Economic sectors affected by uberisation
Entered into the French dictionary in May 2016, uberization raises fears, fantasies and hopes behind the digital and social transformation it has engendered in many sectors of activity. Clipperton, a merchant bank, took an interest in a study that deserved a lot of attention.
It is at the center of the politico-economic debates. She is hated by supporters of social protection. It is dubbed by the singers of a flexibility of work that they consider immutable in the globalized competition. “She” is the uberisation. Galvaudé, recovered, misunderstood, the macroeconomic phenomenon has its paragons media, including the world giant of the VTC that gave it its name, Uber. With the success of P2P applications of a not-so-collaborative digital economy, any start-up wants to uberise its market. This is his appeal product.
The problem is that the uber-economy is an over-mediated concept still very vague in its precise definition, despite its entry in the dictionary in May 2016. The fields of its ramifications are broad and its consequences much wider than its only immediate service impact. To better understand what uberisation really is, what are its characteristics and its actors, the investment bank, Clipperton, specialized in new technologies, has released an interesting study. One month after its publication, Influencia looks back a little on the concrete meaning of a term “which is ultimately very French,” says one of the three authors of the study, Thibaut Revel, partner Clipperton.
“We can see three main characteristics in this economy: firstly, its impact on the organization of work, secondly, an aggressive conquest with means operating in large markets, and thirdly, a transaction that is always done on a platform. is for example the strength of Uber and generates the legal debate around the management of the transaction “, explains Thibaut Revel” There are also lesser and less known sectors that are now uberised, as the in -store marketing, with for example the application Bemyeye which in his case takes the budget of a marketing agency.You can also quote Click and Walk in the same register, but also Creads, the first online graphic design platform, or Hopwork, which has uberized the agency agency market “.
Regulate by letting the march advance, the challenge of the public authorities
What are the next sectors affected by the uberisation? Today, transport (Uber, Didi Chuxing, Drivy), housing (Airbnb, Tujia, Onefinestay), home services (Helpling, Taskrabbit) and micro-jobbing and free-lancing (Upwork, Gigwalk) are the the most explicit models of the collaborative and digital transformation of completely upset markets. In an economy where people are complaining about their purchasing power, the extra income from uberisation is valued. “All trades are not affected by the phenomenon, ensures Thibaut Revel” It will touch those where the relationship between the customer and the supplier is important. Those where the relationship of trust is bilateral will be spared. The failure of the home-based household market confirms it. “What about education?” Difficult to say, because it requires a relationship of deep understanding between two people, “says Thibaut Revel.
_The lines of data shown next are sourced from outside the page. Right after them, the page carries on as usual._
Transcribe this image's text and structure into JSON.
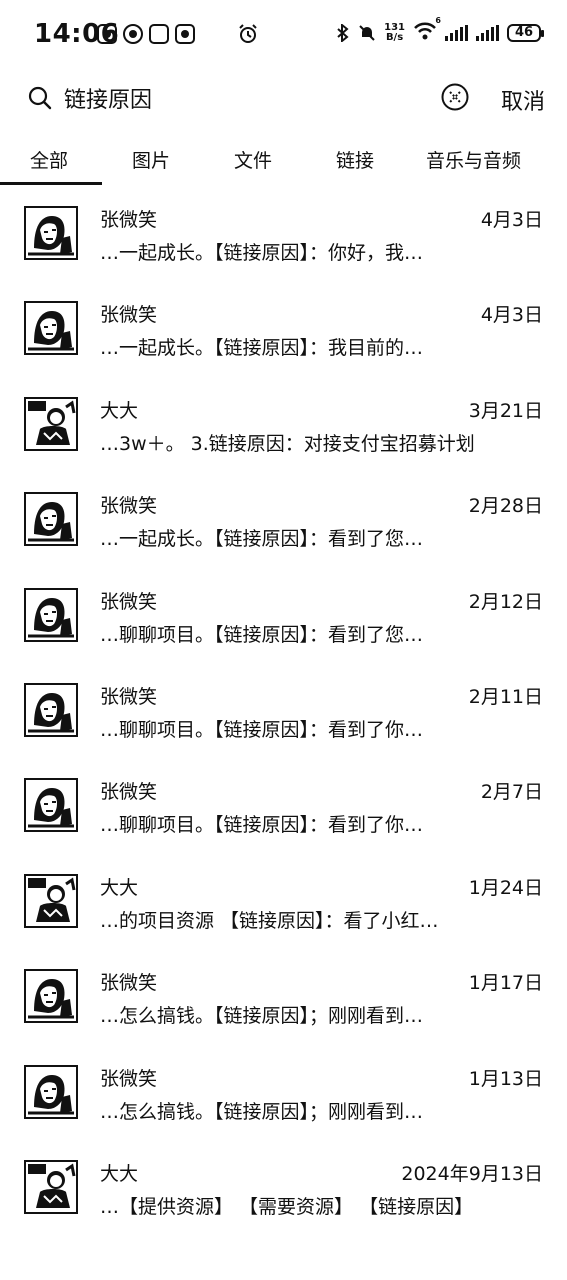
{
  "status_bar": {
    "time": "14:06",
    "net_speed_value": "131",
    "net_speed_unit": "B/s",
    "network_badge": "6",
    "battery": "46"
  },
  "search": {
    "query": "链接原因",
    "cancel_label": "取消"
  },
  "tabs": [
    "全部",
    "图片",
    "文件",
    "链接",
    "音乐与音频"
  ],
  "results": [
    {
      "name": "张微笑",
      "date": "4月3日",
      "snippet": "…一起成长。【链接原因】：你好，我…",
      "avatar": "avatar-zhang"
    },
    {
      "name": "张微笑",
      "date": "4月3日",
      "snippet": "…一起成长。【链接原因】：我目前的…",
      "avatar": "avatar-zhang"
    },
    {
      "name": "大大",
      "date": "3月21日",
      "snippet": "…3w＋。 3.链接原因：对接支付宝招募计划",
      "avatar": "avatar-dada"
    },
    {
      "name": "张微笑",
      "date": "2月28日",
      "snippet": "…一起成长。【链接原因】：看到了您…",
      "avatar": "avatar-zhang"
    },
    {
      "name": "张微笑",
      "date": "2月12日",
      "snippet": "…聊聊项目。【链接原因】：看到了您…",
      "avatar": "avatar-zhang"
    },
    {
      "name": "张微笑",
      "date": "2月11日",
      "snippet": "…聊聊项目。【链接原因】：看到了你…",
      "avatar": "avatar-zhang"
    },
    {
      "name": "张微笑",
      "date": "2月7日",
      "snippet": "…聊聊项目。【链接原因】：看到了你…",
      "avatar": "avatar-zhang"
    },
    {
      "name": "大大",
      "date": "1月24日",
      "snippet": "…的项目资源 【链接原因】：看了小红…",
      "avatar": "avatar-dada"
    },
    {
      "name": "张微笑",
      "date": "1月17日",
      "snippet": "…怎么搞钱。【链接原因】；刚刚看到…",
      "avatar": "avatar-zhang"
    },
    {
      "name": "张微笑",
      "date": "1月13日",
      "snippet": "…怎么搞钱。【链接原因】；刚刚看到…",
      "avatar": "avatar-zhang"
    },
    {
      "name": "大大",
      "date": "2024年9月13日",
      "snippet": "…【提供资源】 【需要资源】 【链接原因】",
      "avatar": "avatar-dada"
    }
  ]
}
For the partner of Clipperton, who with this study for investors and the sector of new technologies wanted to “give a picture of what we see to bring to thinking”, there is an important reflection to lead from public authorities. It is they who have to balance the different types of actors and organize a healthier competition when the abuses are obvious. The key is to do it “by letting the market move forward and regulate itself,” says Thibaut Revel. For Denis Jacquet and Grégoire Leclercq, the two authors of the book “Uberization, an enemy who wants you good”: “the policies are totally lost and overwhelmed by the phenomenon, and the general public is wondering what is really happening”.
Cartographie des secteurs ubérisés
Taxis and bookstores are the most affected
The other challenge of the elected is obviously to fulfill their legislative duty by avoiding the pitfalls of easy political recoveries, made sales by the fact that the term even uberization is still poorly understood by the general public. He lends to amalgam. “We must still remember that the term of collaborative economy is often presented by its marketing in a positive light while it is still a project first profit for the majority of apps,” says Thibaut Revel . On its website, the fascinating Observatory of the uberisation publishes a useful cartography of the sectors of activity hit by the phenomenon.
With 70%, 60% and 50% respectively, taxis, bookstores and hotels are on the podium. Lawyers come fourth and banks sixth, while for six months the legal tech market is developing in France. Moreover, at the end of October, Influencias was interested in a French start-up that uses artificial intelligence, thus bots and algorithms, to develop a search engine.